The display case at Lucky’s Doughnuts (2902 Main Street) makes you want to order a dozen and ravenously consume all of them in one sitting. If doughnuts were works of art, these would be at the Met: they’re perfectly shaped, with shiny glazes and aesthetically pleasing toppings. Owner Vince Piccolo says it took a solid year of testing for his team to create the ultimate North American doughnut. Say goodbye to your waistline: Lucky’s is just one stop among the many multicultural doughnut options to sample in the city.
Out of their rotating selection of 12 doughnuts, Piccolo’s favourites are a yeast doughnut filled with coconut custard and topped with coconut shavings—called the Coconut Bismarck—and a pistachio-orange cake doughnut that contains orange juice and orange zest and has chopped pistachios on top. Over the phone, Piccolo explains why using fresh, real ingredients was so important: “We wanted to be able to taste what the doughnut is. We wanted to taste orange. We wanted to taste pistachio.”
Everything in the display case has been made within the last hour and a half. If you want the freshest of the fresh, though, order the New Orleans–style beignets and wait 10 to 15 minutes for them to arrive steaming, along with milk chocolate, sour cherry, and vanilla dipping sauces. They’re light and easy to gobble up. (Just don’t burn your tongue.)

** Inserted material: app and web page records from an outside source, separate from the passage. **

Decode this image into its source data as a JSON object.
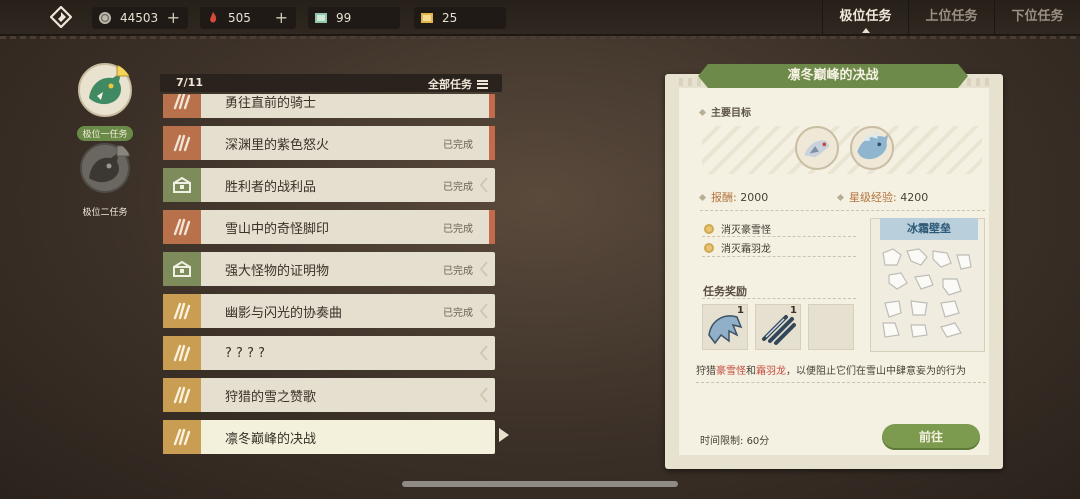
{
  "resources": [
    {
      "icon": "coin-icon",
      "value": "44503",
      "has_plus": true
    },
    {
      "icon": "flame-gem-icon",
      "value": "505",
      "has_plus": true
    },
    {
      "icon": "green-ticket-icon",
      "value": "99",
      "has_plus": false
    },
    {
      "icon": "gold-ticket-icon",
      "value": "25",
      "has_plus": false
    }
  ],
  "tabs": [
    "极位任务",
    "上位任务",
    "下位任务"
  ],
  "active_tab": 0,
  "ranks": [
    {
      "label": "极位一任务",
      "active": true
    },
    {
      "label": "极位二任务",
      "active": false
    }
  ],
  "list": {
    "progress": "7/11",
    "all_label": "全部任务",
    "quests": [
      {
        "name": "勇往直前的骑士",
        "status": "",
        "icon_color": "red"
      },
      {
        "name": "深渊里的紫色怒火",
        "status": "已完成",
        "icon_color": "red"
      },
      {
        "name": "胜利者的战利品",
        "status": "已完成",
        "icon_color": "green"
      },
      {
        "name": "雪山中的奇怪脚印",
        "status": "已完成",
        "icon_color": "red"
      },
      {
        "name": "强大怪物的证明物",
        "status": "已完成",
        "icon_color": "green"
      },
      {
        "name": "幽影与闪光的协奏曲",
        "status": "已完成",
        "icon_color": "gold"
      },
      {
        "name": "? ? ? ?",
        "status": "",
        "icon_color": "gold"
      },
      {
        "name": "狩猎的雪之赞歌",
        "status": "",
        "icon_color": "gold"
      },
      {
        "name": "凛冬巅峰的决战",
        "status": "",
        "icon_color": "gold"
      }
    ],
    "selected": 8
  },
  "detail": {
    "title": "凛冬巅峰的决战",
    "main_target_label": "主要目标",
    "reward_label": "报酬:",
    "reward_value": "2000",
    "exp_label": "星级经验:",
    "exp_value": "4200",
    "objectives": [
      "消灭豪雪怪",
      "消灭霜羽龙"
    ],
    "map_name": "冰霜壁垒",
    "rewards_title": "任务奖励",
    "reward_items": [
      {
        "icon": "fang-material-icon",
        "qty": "1"
      },
      {
        "icon": "claw-material-icon",
        "qty": "1"
      },
      {
        "icon": "",
        "qty": ""
      }
    ],
    "desc_prefix": "狩猎",
    "desc_m1": "豪雪怪",
    "desc_and": "和",
    "desc_m2": "霜羽龙",
    "desc_suffix": "，以便阻止它们在雪山中肆意妄为的行为",
    "time_label": "时间限制:",
    "time_value": "60分",
    "go_label": "前往"
  },
  "colors": {
    "accent_green": "#6e8a4a",
    "highlight_red": "#c2493c"
  }
}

“Don’t tell my wife, but I’ve eaten six straight doughnuts with a cup of coffee in the morning,” admits Eppy Rappaport, owner of Omnitsky Kosher Delicatessen (5866 Cambie Street), during a phone chat. Rappaport has a weakness for sufganiyot (Jewish doughnuts), which he eats in the lead-up to Hanukkah. During the month of December, he sells these deep-fried, jelly- or custard-filled treats to celebrate the holiday. Sabra (3844 Oak Street) makes sufganiyot from November 11 through Hanukkah in mid-December.
If you can’t wait until then, you can visit Rappaport’s doughnut supplier, Garden City Bakery (9100 Blundell Road, Richmond), where owner Ivan Gerlach starts on the sufganiyot at 6 a.m. year-round. When they’re ready depends on the rabbi, Gerlach explains, so call ahead. According to the rules of this kosher establishment, “the rabbi has to come in the morning to turn on the fryer. He likes to sleep in, though,” he jokes, with affection, by phone.

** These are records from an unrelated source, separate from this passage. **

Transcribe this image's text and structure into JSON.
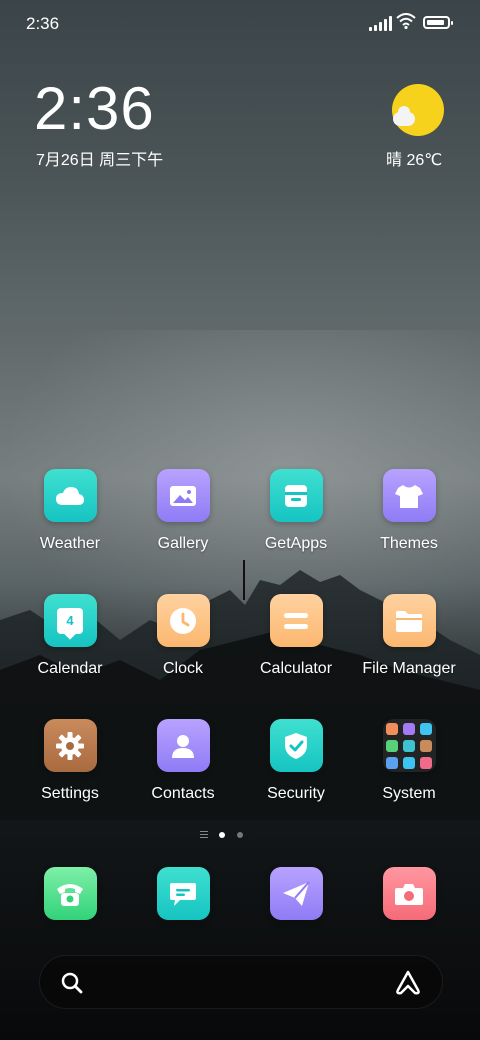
{
  "status_bar": {
    "time": "2:36",
    "battery_level": 0.9
  },
  "clock_widget": {
    "time": "2:36",
    "date": "7月26日 周三下午"
  },
  "weather_widget": {
    "condition_temp": "晴 26℃",
    "icon": "sunny-partly-cloudy-icon"
  },
  "apps": [
    {
      "label": "Weather",
      "icon": "cloud-icon",
      "colors": [
        "#3fe0d0",
        "#16c4c2"
      ]
    },
    {
      "label": "Gallery",
      "icon": "image-icon",
      "colors": [
        "#b8a2ff",
        "#8f7cf5"
      ]
    },
    {
      "label": "GetApps",
      "icon": "store-icon",
      "colors": [
        "#3fe0d0",
        "#16c4c2"
      ]
    },
    {
      "label": "Themes",
      "icon": "tshirt-icon",
      "colors": [
        "#b8a2ff",
        "#8f7cf5"
      ]
    },
    {
      "label": "Calendar",
      "icon": "calendar-icon",
      "calendar_day": "4",
      "colors": [
        "#3fe0d0",
        "#16c4c2"
      ]
    },
    {
      "label": "Clock",
      "icon": "clock-icon",
      "colors": [
        "#ffd2a0",
        "#fbb76f"
      ]
    },
    {
      "label": "Calculator",
      "icon": "equals-icon",
      "colors": [
        "#ffd2a0",
        "#fbb76f"
      ]
    },
    {
      "label": "File Manager",
      "icon": "folder-icon",
      "colors": [
        "#ffd2a0",
        "#fbb76f"
      ]
    },
    {
      "label": "Settings",
      "icon": "gear-icon",
      "colors": [
        "#c98a5c",
        "#a86a3f"
      ]
    },
    {
      "label": "Contacts",
      "icon": "person-icon",
      "colors": [
        "#b8a2ff",
        "#8f7cf5"
      ]
    },
    {
      "label": "Security",
      "icon": "shield-check-icon",
      "colors": [
        "#3fe0d0",
        "#16c4c2"
      ]
    },
    {
      "label": "System",
      "icon": "folder-grid-icon",
      "colors": [
        "#2a2a2a",
        "#2a2a2a"
      ]
    }
  ],
  "folder_mini_icon_colors": [
    "#f08f5b",
    "#a57bf5",
    "#3ec4f0",
    "#57d27a",
    "#3ec4d0",
    "#c98a5c",
    "#5aa2f0",
    "#3ec4f0",
    "#f06b8a"
  ],
  "page_indicator": {
    "pages": 2,
    "current": 1
  },
  "dock": [
    {
      "icon": "phone-icon",
      "colors": [
        "#7ef0a8",
        "#32d27a"
      ]
    },
    {
      "icon": "message-icon",
      "colors": [
        "#3fe0d0",
        "#16c4c2"
      ]
    },
    {
      "icon": "send-icon",
      "colors": [
        "#b8a2ff",
        "#8f7cf5"
      ]
    },
    {
      "icon": "camera-icon",
      "colors": [
        "#ff97a0",
        "#f56b78"
      ]
    }
  ],
  "search_bar": {
    "icons": [
      "search-icon",
      "assistant-icon"
    ]
  }
}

The wait is worth it: delicious yeast doughnuts with a crisp exterior, filled with raspberry or apricot jelly and topped with icing sugar. Other options include Bavarian cream, chocolate, and plain sugar. “They’re going to be the best doughnuts you’ll ever have. Guaranteed to melt in your mouth,” Gerlach claims.

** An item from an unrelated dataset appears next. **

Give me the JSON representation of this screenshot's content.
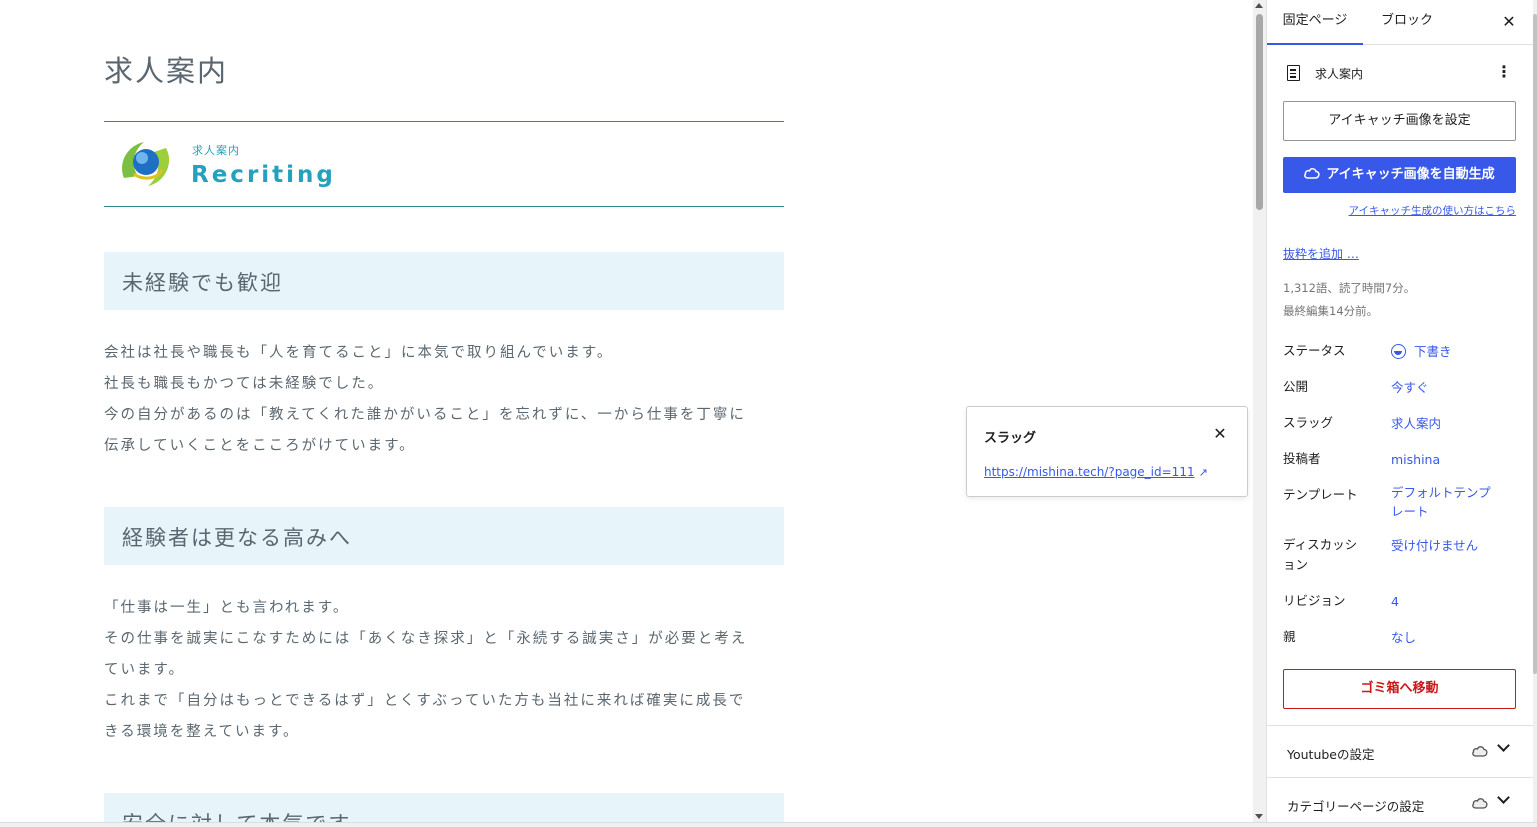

Also toothsome are Persian bamieh at Golestan Bakery (1554 Lonsdale Avenue, North Vancouver). The process includes piping out two-inch pieces of batter, deep-frying them, and soaking them in a mixture of sugar, honey, and rosewater syrup. “They’re hard to make but easy to eat,” owner Jalal Darvishi says, laughing, by phone.
Darvishi’s sweet and fragrant bamieh are also available at Zeitoon (1795 Pendrell Street and 1615 Lonsdale Avenue, North Vancouver). During a phone chat, Zeitoon owner Reza Vojdani explains, “It’s a traditional Persian/Arabic sweet. Especially when the fasting month [Ramadan] comes in Iran and the Arabic world, it’s very common. They break the fast with it. When that season comes, everyone goes crazy over them,” he explains.
Marinda Breese, co-owner of African Breese Imports (1054 Marine Drive, North Vancouver and 3654 West 4th Avenue, opening mid November) can’t keep up with the demand for the South African koeksisters one of her customers—who has agreed to be her supplier—delivers every Thursday or Friday. “I never have enough,” she says by phone. The doughnuts have a braided shape and are dipped into cold sugar syrup once they’ve been deep-fried. Breese sells them frozen and recommends snacking on them straight from the freezer. They’re the perfect midnight-craving fix.
Chinese-doughnut fans have five different options at New Town Bakery. Co-owner Susanna Ng sits at a booth in the Chinatown
location (148 East Pender Street) enjoying a cup of tea and a cinnamon doughnut. The round, flat doughnut is dense and in fact contains streaks of sweet red-bean curd rather than cinnamon. The same dough, without the bean curd, is used for the plain sweet doughnut: it’s rolled into thick ropes that are folded in half and deep-fried. The plain doughnuts seem almost guilt-free: extremely light, eggy puffs that feel like nothing going down.
Extremely popular are the salty doughnuts—long, deep-fried lengths of airy dough that commonly accompany breakfast. “They’re perfect with congee. Like crackers with soup,” Ng says.
The Chinese take on a western jelly doughnut is especially good. The dough for baked bao (buns) is filled with red bean paste, deep fried, and then rolled in granulated sugar. One bite and the combination of a golden crust, soft inside dough, and sweet filling will have you hooked.